### Exercise prompt
Scan the records for "CONTACT". Show the matching lines.

### Extracted records
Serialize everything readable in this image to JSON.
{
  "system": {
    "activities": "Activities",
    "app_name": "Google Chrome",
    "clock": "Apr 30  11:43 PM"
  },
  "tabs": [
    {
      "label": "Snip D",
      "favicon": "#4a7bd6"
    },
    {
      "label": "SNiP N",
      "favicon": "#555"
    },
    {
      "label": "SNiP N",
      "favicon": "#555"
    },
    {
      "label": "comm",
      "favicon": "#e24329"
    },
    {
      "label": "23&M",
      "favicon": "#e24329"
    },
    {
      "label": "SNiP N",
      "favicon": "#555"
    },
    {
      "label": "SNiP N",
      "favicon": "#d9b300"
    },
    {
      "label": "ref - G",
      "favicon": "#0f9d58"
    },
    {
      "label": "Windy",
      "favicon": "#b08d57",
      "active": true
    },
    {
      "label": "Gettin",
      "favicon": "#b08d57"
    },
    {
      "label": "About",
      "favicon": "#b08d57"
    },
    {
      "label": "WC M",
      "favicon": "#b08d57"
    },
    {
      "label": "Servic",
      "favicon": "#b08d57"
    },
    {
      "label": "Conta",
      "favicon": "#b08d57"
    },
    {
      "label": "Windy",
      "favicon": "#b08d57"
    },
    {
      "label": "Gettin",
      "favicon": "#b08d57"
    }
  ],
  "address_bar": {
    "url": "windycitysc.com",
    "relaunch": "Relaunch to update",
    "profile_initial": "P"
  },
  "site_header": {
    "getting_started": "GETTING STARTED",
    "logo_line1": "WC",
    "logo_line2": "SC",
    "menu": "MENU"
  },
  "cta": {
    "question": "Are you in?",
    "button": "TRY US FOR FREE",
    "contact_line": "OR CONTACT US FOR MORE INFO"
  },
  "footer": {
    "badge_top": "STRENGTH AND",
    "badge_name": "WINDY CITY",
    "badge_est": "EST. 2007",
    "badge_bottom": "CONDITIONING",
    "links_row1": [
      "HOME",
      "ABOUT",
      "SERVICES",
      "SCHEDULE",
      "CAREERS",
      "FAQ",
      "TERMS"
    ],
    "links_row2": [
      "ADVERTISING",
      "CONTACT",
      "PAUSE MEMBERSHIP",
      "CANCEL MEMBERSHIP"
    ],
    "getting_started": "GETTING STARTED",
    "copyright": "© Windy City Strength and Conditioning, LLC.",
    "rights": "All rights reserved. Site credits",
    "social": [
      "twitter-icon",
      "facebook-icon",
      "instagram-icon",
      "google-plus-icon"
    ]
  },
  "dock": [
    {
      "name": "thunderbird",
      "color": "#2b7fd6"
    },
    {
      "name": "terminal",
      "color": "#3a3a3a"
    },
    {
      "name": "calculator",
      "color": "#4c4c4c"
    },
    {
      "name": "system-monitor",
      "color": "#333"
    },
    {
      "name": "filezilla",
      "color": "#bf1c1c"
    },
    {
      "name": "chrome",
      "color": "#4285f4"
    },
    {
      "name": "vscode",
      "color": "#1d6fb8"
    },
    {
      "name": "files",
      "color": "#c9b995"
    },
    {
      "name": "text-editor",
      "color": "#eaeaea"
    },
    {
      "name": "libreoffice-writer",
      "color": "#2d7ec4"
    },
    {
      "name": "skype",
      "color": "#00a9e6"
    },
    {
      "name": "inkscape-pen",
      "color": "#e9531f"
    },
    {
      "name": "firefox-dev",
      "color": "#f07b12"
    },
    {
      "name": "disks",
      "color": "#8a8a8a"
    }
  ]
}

### Exercise response
    "contact_line": "OR CONTACT US FOR MORE INFO"
      "CONTACT",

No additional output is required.